Give and Take
For those of us who can’t see, there are quite a few potentially awkward situations that come up now and then. We usually make it through them with a minimum of embarrassment, although it would be better to figure out how to avoid them in the first place.
As trivial as it may seem to people who can see, simply handing something to someone else or having him or her hand something to us is often one of those awkward situations. If both people in the exchange can see, passing something to someone else seldom results in an issue. But before pursuing this, I do want to point out that, even people who can see occasionally fumble the exchange. Drinks get spilled and things are dropped. Please keep this in mind the next time there is an accident. It may have very well been the person who can see who fumbled.
To keep accidents at a minimum though, I have a few suggestions for handing things to people who can see, and for taking things being handed to us.
The first tip is probably obvious but is also frequently skipped as the first and often the best option. Don’t try to hand something to someone else, especially if it is easily seen by him or her or might spill or break. Simply say, “Sure, you are welcome to it;” or perhaps, “Help yourself.”
If you do need to pick it up and hand it to them, pick it up and hold it toward them. Don’t reach it out or move it around. Let them do the reaching.
If someone is handing something to you, tip one is to not reach for it at all. Ask them to please lay it on the table or some other surface, where you can easily find it. This frequently comes up in restaurants. Just wait with your hands in your lap until the meal is served.
Especially if you are being handed a glass or cup of something that can spill, hold your hand open as if you were going to pick up the glass, bottle or cup. Turn your hand so your fingertips are pointing down. Now put your hand on the table or other surface where you want the glass to be placed.

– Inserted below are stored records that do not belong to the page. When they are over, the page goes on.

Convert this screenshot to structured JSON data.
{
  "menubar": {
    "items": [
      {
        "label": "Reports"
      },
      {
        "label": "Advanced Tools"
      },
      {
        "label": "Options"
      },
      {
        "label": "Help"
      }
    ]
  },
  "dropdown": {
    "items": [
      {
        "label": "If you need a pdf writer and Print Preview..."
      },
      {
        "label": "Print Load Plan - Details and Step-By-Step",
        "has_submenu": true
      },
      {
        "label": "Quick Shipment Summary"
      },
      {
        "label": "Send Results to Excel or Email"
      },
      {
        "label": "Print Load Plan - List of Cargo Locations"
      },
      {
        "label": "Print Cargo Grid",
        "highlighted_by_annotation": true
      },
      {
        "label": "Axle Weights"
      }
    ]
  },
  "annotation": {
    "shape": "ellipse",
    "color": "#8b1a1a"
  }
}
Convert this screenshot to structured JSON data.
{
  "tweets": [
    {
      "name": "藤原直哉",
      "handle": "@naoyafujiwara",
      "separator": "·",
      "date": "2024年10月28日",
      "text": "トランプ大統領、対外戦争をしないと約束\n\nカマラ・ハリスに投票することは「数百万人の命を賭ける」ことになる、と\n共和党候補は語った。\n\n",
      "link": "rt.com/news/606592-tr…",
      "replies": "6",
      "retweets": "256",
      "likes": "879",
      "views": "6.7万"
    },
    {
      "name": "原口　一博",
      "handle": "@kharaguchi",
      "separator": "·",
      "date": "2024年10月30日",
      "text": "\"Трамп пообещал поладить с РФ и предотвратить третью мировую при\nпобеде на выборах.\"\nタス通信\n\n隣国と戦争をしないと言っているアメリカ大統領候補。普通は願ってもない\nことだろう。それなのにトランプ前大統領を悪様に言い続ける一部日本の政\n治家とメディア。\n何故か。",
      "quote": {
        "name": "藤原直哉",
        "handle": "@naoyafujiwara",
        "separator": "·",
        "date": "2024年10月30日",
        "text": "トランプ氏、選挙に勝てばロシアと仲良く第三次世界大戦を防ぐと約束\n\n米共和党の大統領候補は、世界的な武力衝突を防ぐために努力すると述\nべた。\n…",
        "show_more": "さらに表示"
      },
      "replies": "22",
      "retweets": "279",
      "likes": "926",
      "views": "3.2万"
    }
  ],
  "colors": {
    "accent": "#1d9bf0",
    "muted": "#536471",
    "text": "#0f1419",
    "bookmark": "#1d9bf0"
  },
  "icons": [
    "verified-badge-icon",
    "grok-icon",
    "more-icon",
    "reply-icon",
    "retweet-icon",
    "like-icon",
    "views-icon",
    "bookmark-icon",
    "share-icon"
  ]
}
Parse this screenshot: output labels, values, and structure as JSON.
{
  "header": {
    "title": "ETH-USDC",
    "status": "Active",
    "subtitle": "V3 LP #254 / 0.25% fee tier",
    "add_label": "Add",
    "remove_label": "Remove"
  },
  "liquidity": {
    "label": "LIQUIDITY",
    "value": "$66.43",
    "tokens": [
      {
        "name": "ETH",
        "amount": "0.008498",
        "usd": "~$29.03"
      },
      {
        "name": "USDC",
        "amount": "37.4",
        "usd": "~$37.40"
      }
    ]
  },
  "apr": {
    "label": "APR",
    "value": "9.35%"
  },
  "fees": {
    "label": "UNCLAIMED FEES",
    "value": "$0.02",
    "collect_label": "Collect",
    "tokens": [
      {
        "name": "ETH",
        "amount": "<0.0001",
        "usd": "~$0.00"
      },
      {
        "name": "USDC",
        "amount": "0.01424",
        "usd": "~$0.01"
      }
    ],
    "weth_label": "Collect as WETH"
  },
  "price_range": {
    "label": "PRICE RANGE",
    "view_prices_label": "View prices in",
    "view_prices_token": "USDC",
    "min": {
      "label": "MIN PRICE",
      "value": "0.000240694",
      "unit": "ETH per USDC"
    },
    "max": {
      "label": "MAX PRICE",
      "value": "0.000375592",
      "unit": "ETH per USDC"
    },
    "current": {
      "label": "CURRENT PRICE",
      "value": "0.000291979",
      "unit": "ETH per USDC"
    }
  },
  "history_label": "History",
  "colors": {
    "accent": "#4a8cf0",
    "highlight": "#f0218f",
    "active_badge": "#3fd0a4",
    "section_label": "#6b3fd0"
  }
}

Notice how your thumb and index finger form a circle where the glass or cup should go. Most often, the person who can see will automatically set the glass conveniently inside the circle you have made with your hand. You only need to very gently move your hand until you locate the glass, and then carefully pick it up and have a refreshing drink.
Having something handed to us can be more awkward than handing something to someone else. Why, you ask? The person doing the handing frequently expects us to reach for it and take it from their hand. There may be an uncomfortable silence, while the other person wonders why you aren’t reaching to take what is being handed to you. Even worse, they may lay it down or set it down, expecting you to reach and pick it up.
Tip two is easy. If you are being handed something by someone who may not know you can’t see, just say, “I can’t see and will appreciate your handing it to me.” When they do hand it to you, remember to say, “Thank you.”
One final little tip. For most things, hold your hand, or both hands if appropriate, in front of you at about chest level, as if you already were holding the object being handed to you. People will usually deposit the object in your hand, ready for you to grasp it. However you deal with it, hold still and don’t move your hands around. When people hand stuff to us, our hands should not be a moving target.
There is one hidden tip in there that might be missed. Even if you have a white Cane, dark glasses and your friendly guide dog, some people won’t get it that you can’t see. I usually say early on, “I can’t see. I just thought it might help for you to know that.” No, not to everyone, every time. But whenever the contact is more than passing, mentioning it can’t hurt and often helps.